Of course there are professions and crafts and hobbies that are worth more than any artist's inspirations, but it's funny that every human being harbors an inclination for self-expression. Especially for music. But who can explain it? For thousands of years, humans decorated caves (and outside rocks) with prints of their hands. And then one day somebody put the dye in their mouth and sprayed it over their hand spread against the cave wall, and made a negative image. Was this the first artistic abstraction? Thirty thousand years ago! Flutes made from mammoth and swan bones are even older. Who played what tunes on them? The urge to invent art was common in every human being in Africa 60,000 years ago, and every human being alive today is descended from those people, who may have numbered as few as several thousand shortly before migrating North and East, out of Africa. Where is that urge now, suppressed how and released when? The hopeless, helpless addict, never compensated, lives only to imagine, and dies protecting his or her inventions. Goya, van Gogh, Mozart, Beethoven, Gaudi, Kafka, broke or broken at the end of their lives. Shakespeare got rich, but not by writing: then, as now, real estate provides.

So for a singer in Hollywood, there can only be more suicide. More expense, more passion and energy, robbed from family and friends and poured into a creation, even a creation that comes stillborn and gets buried without celebration.

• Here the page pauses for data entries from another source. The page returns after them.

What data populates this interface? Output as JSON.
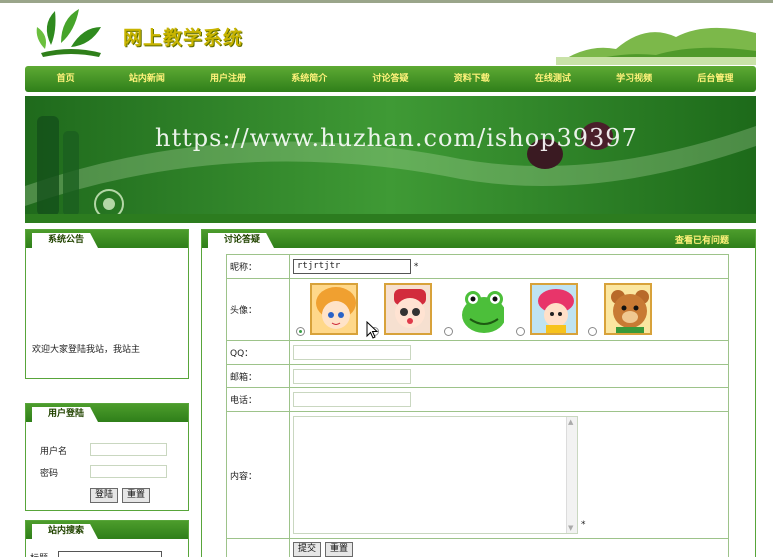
{
  "site": {
    "title": "网上教学系统",
    "watermark": "https://www.huzhan.com/ishop39397"
  },
  "nav": [
    "首页",
    "站内新闻",
    "用户注册",
    "系统简介",
    "讨论答疑",
    "资料下载",
    "在线测试",
    "学习视频",
    "后台管理"
  ],
  "notice": {
    "title": "系统公告",
    "text": "欢迎大家登陆我站，我站主"
  },
  "login": {
    "title": "用户登陆",
    "username_label": "用户名",
    "password_label": "密码",
    "login_button": "登陆",
    "reset_button": "重置"
  },
  "search": {
    "title": "站内搜索",
    "label": "标题"
  },
  "main": {
    "title": "讨论答疑",
    "view_link": "查看已有问题",
    "nickname_label": "昵称：",
    "nickname_value": "rtjrtjtr",
    "avatar_label": "头像：",
    "qq_label": "QQ：",
    "email_label": "邮箱：",
    "phone_label": "电话：",
    "content_label": "内容：",
    "required_mark": "*",
    "submit_button": "提交",
    "reset_button": "重置",
    "avatars": [
      {
        "icon": "avatar-girl-icon",
        "selected": true
      },
      {
        "icon": "avatar-baby-icon",
        "selected": false
      },
      {
        "icon": "avatar-frog-icon",
        "selected": false
      },
      {
        "icon": "avatar-pink-girl-icon",
        "selected": false
      },
      {
        "icon": "avatar-bear-icon",
        "selected": false
      }
    ]
  },
  "colors": {
    "brand_green": "#2f7f1a",
    "nav_text": "#fff27a",
    "border": "#58a53a"
  }
}
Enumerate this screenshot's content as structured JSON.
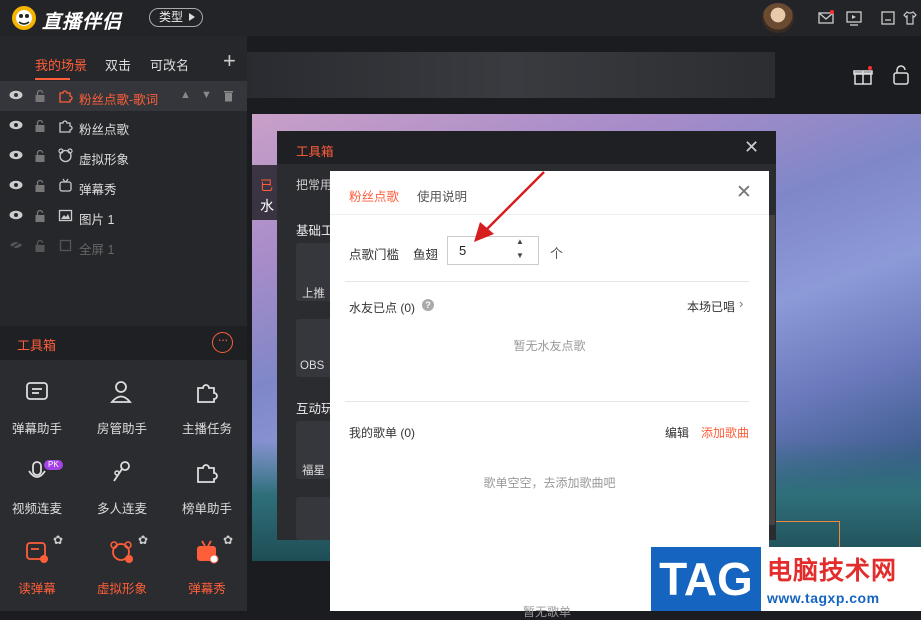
{
  "app": {
    "title": "直播伴侣",
    "type_button": "类型"
  },
  "scene_tabs": [
    {
      "label": "我的场景"
    },
    {
      "label": "双击"
    },
    {
      "label": "可改名"
    }
  ],
  "sources": [
    {
      "label": "粉丝点歌-歌词"
    },
    {
      "label": "粉丝点歌"
    },
    {
      "label": "虚拟形象"
    },
    {
      "label": "弹幕秀"
    },
    {
      "label": "图片 1"
    },
    {
      "label": "全屏 1"
    }
  ],
  "toolbox": {
    "title": "工具箱",
    "more_icon": "more-dots-icon",
    "tools": [
      {
        "label": "弹幕助手",
        "icon": "danmaku-helper-icon"
      },
      {
        "label": "房管助手",
        "icon": "room-admin-icon"
      },
      {
        "label": "主播任务",
        "icon": "puzzle-icon"
      },
      {
        "label": "视频连麦",
        "icon": "mic-icon",
        "badge": "PK"
      },
      {
        "label": "多人连麦",
        "icon": "multi-mic-icon"
      },
      {
        "label": "榜单助手",
        "icon": "puzzle-icon"
      },
      {
        "label": "读弹幕",
        "icon": "read-danmaku-icon"
      },
      {
        "label": "虚拟形象",
        "icon": "avatar-icon"
      },
      {
        "label": "弹幕秀",
        "icon": "tv-icon"
      }
    ]
  },
  "preview_text": {
    "red": "已",
    "white": "水"
  },
  "toolbox_window": {
    "title": "工具箱",
    "tab_partial": "把常用",
    "section_basic": "基础工",
    "section_interactive": "互动玩",
    "cards": [
      {
        "label": "上推"
      },
      {
        "label": "OBS"
      },
      {
        "label": "福星"
      }
    ]
  },
  "dialog": {
    "tabs": [
      {
        "label": "粉丝点歌"
      },
      {
        "label": "使用说明"
      }
    ],
    "threshold_label": "点歌门槛",
    "threshold_unit": "鱼翅",
    "threshold_value": "5",
    "threshold_count_unit": "个",
    "fan_requests_label": "水友已点 (0)",
    "help_mark": "?",
    "sung_link": "本场已唱",
    "fan_empty": "暂无水友点歌",
    "my_list_label": "我的歌单 (0)",
    "edit_label": "编辑",
    "add_song_label": "添加歌曲",
    "list_empty": "歌单空空，去添加歌曲吧",
    "bottom_partial": "暂无歌单"
  },
  "watermark": {
    "tag": "TAG",
    "site_name": "电脑技术网",
    "url": "www.tagxp.com"
  },
  "colors": {
    "accent": "#ff5e3a",
    "panel": "#26272b",
    "watermark_blue": "#1565c0",
    "watermark_red": "#e32c2c"
  }
}
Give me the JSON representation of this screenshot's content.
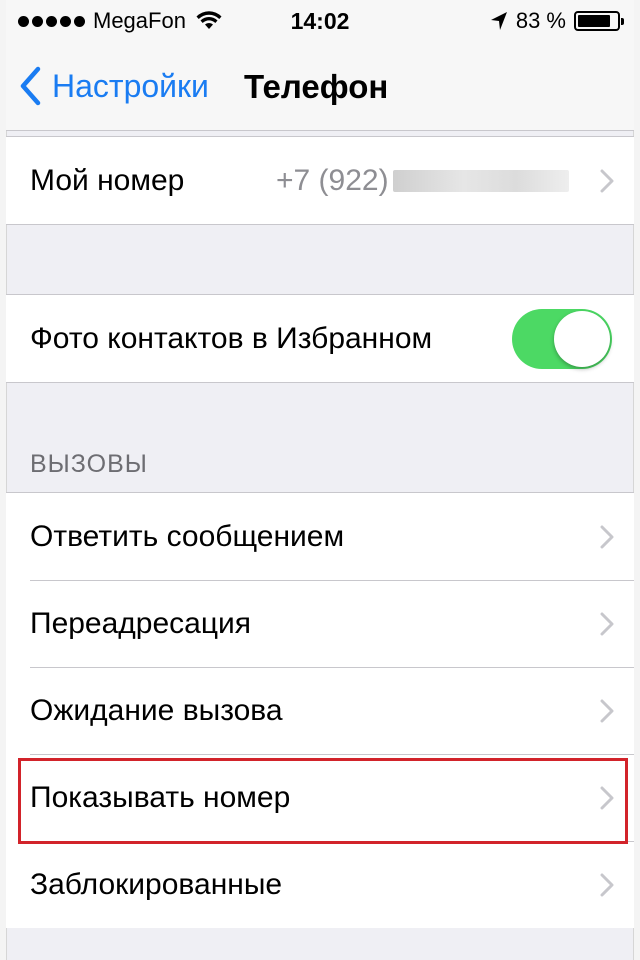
{
  "status_bar": {
    "carrier": "MegaFon",
    "time": "14:02",
    "battery_text": "83 %",
    "battery_level": 0.83,
    "icons": [
      "signal-dots-icon",
      "wifi-icon",
      "location-arrow-icon",
      "battery-icon"
    ]
  },
  "nav": {
    "back_label": "Настройки",
    "title": "Телефон"
  },
  "my_number": {
    "label": "Мой номер",
    "value": "+7 (922)"
  },
  "favorites_photo": {
    "label": "Фото контактов в Избранном",
    "toggle_on": true
  },
  "calls_section": {
    "header": "ВЫЗОВЫ",
    "items": [
      {
        "label": "Ответить сообщением"
      },
      {
        "label": "Переадресация"
      },
      {
        "label": "Ожидание вызова"
      },
      {
        "label": "Показывать номер"
      },
      {
        "label": "Заблокированные"
      }
    ]
  },
  "colors": {
    "accent": "#1a7cf2",
    "toggle_on": "#4cd964",
    "highlight": "#d2232a",
    "background": "#efeff4"
  }
}
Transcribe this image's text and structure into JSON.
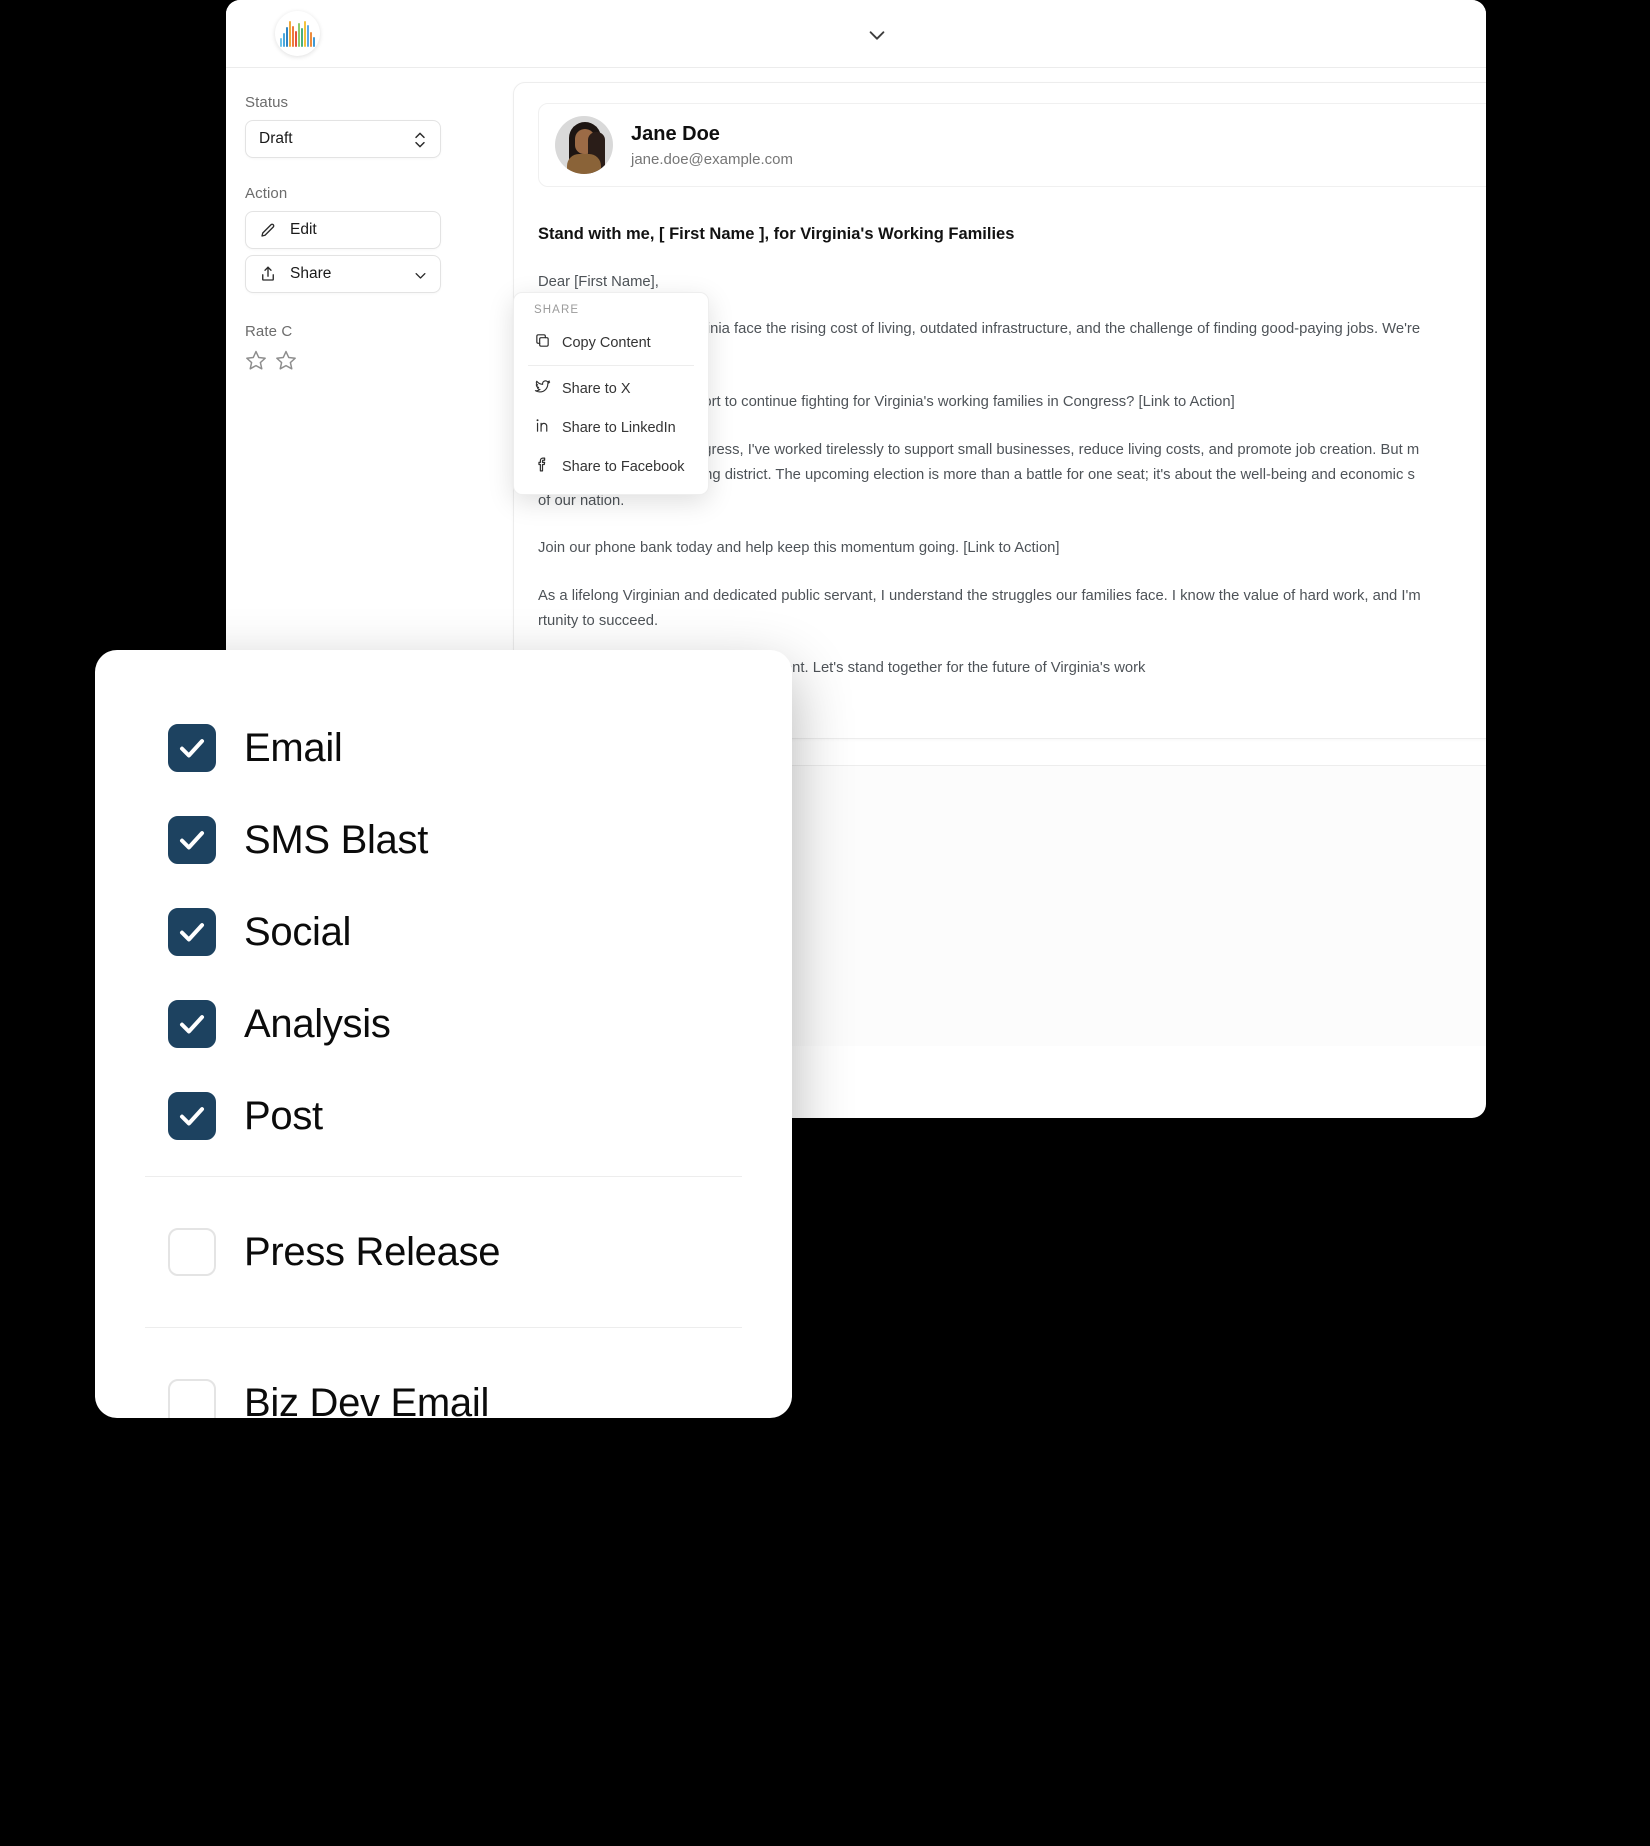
{
  "window": {
    "logo_name": "app-logo",
    "header_chevron": "chevron-down-icon"
  },
  "sidebar": {
    "status_label": "Status",
    "status_value": "Draft",
    "action_label": "Action",
    "edit_label": "Edit",
    "share_label": "Share",
    "rate_label": "Rate C",
    "star_count": 2
  },
  "share_menu": {
    "caption": "SHARE",
    "items": [
      {
        "label": "Copy Content",
        "icon": "copy-icon"
      },
      {
        "label": "Share to X",
        "icon": "twitter-x-icon"
      },
      {
        "label": "Share to LinkedIn",
        "icon": "linkedin-icon"
      },
      {
        "label": "Share to Facebook",
        "icon": "facebook-icon"
      }
    ]
  },
  "email": {
    "sender_name": "Jane Doe",
    "sender_email": "jane.doe@example.com",
    "subject": "Stand with me, [ First Name ], for Virginia's Working Families",
    "paragraphs": [
      "Dear [First Name],",
      "Every day, families in Virginia face the rising cost of living, outdated infrastructure, and the challenge of finding good-paying jobs. We're\nchange.",
      "Can I count on your support to continue fighting for Virginia's working families in Congress? [Link to Action]",
      "During my service in Congress, I've worked tirelessly to support small businesses, reduce living costs, and promote job creation. But m\nconstant threat in this swing district. The upcoming election is more than a battle for one seat; it's about the well-being and economic s\nof our nation.",
      "Join our phone bank today and help keep this momentum going. [Link to Action]",
      "As a lifelong Virginian and dedicated public servant, I understand the struggles our families face. I know the value of hard work, and I'm\nrtunity to succeed.",
      "ack into our divided political environment. Let's stand together for the future of Virginia's work"
    ]
  },
  "channels_modal": {
    "checked_items": [
      {
        "label": "Email",
        "checked": true
      },
      {
        "label": "SMS Blast",
        "checked": true
      },
      {
        "label": "Social",
        "checked": true
      },
      {
        "label": "Analysis",
        "checked": true
      },
      {
        "label": "Post",
        "checked": true
      }
    ],
    "unchecked_items": [
      {
        "label": "Press Release",
        "checked": false
      },
      {
        "label": "Biz Dev Email",
        "checked": false
      }
    ]
  },
  "colors": {
    "checkbox_on": "#1d4260",
    "checkbox_off_border": "#e4e4e4",
    "window_bg": "#ffffff",
    "page_bg": "#000000",
    "body_text": "#4e5358"
  }
}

If she is lucky, this suicide will lead to an ending where she is a canvas for her songs and nothing else. How could anyone be frightened of dying if they knew a force larger than life really did dictate the terms of their existence? If you cannot give your life for your songs or your art, what kind of a life do you have? The silly idea that a song or a piece of art can rob you of your identity is not really silly, is it? I find it comforting. When death comes, we should know why we were living. The Hollywood singer either lives to cheat death, or she can back out now from the precipice of her own self-destruction and spend the rest of her life acknowledging that once upon a time she was ready to kill herself for love but decided that love wasn't worth it. Who makes that admission, even if they live it?

If you're not ready to be killed by it, how could love be worth anything? The singer can transpose this last note about love into a song about the life of a chanteuse: If you weren't born to sing, why die trying?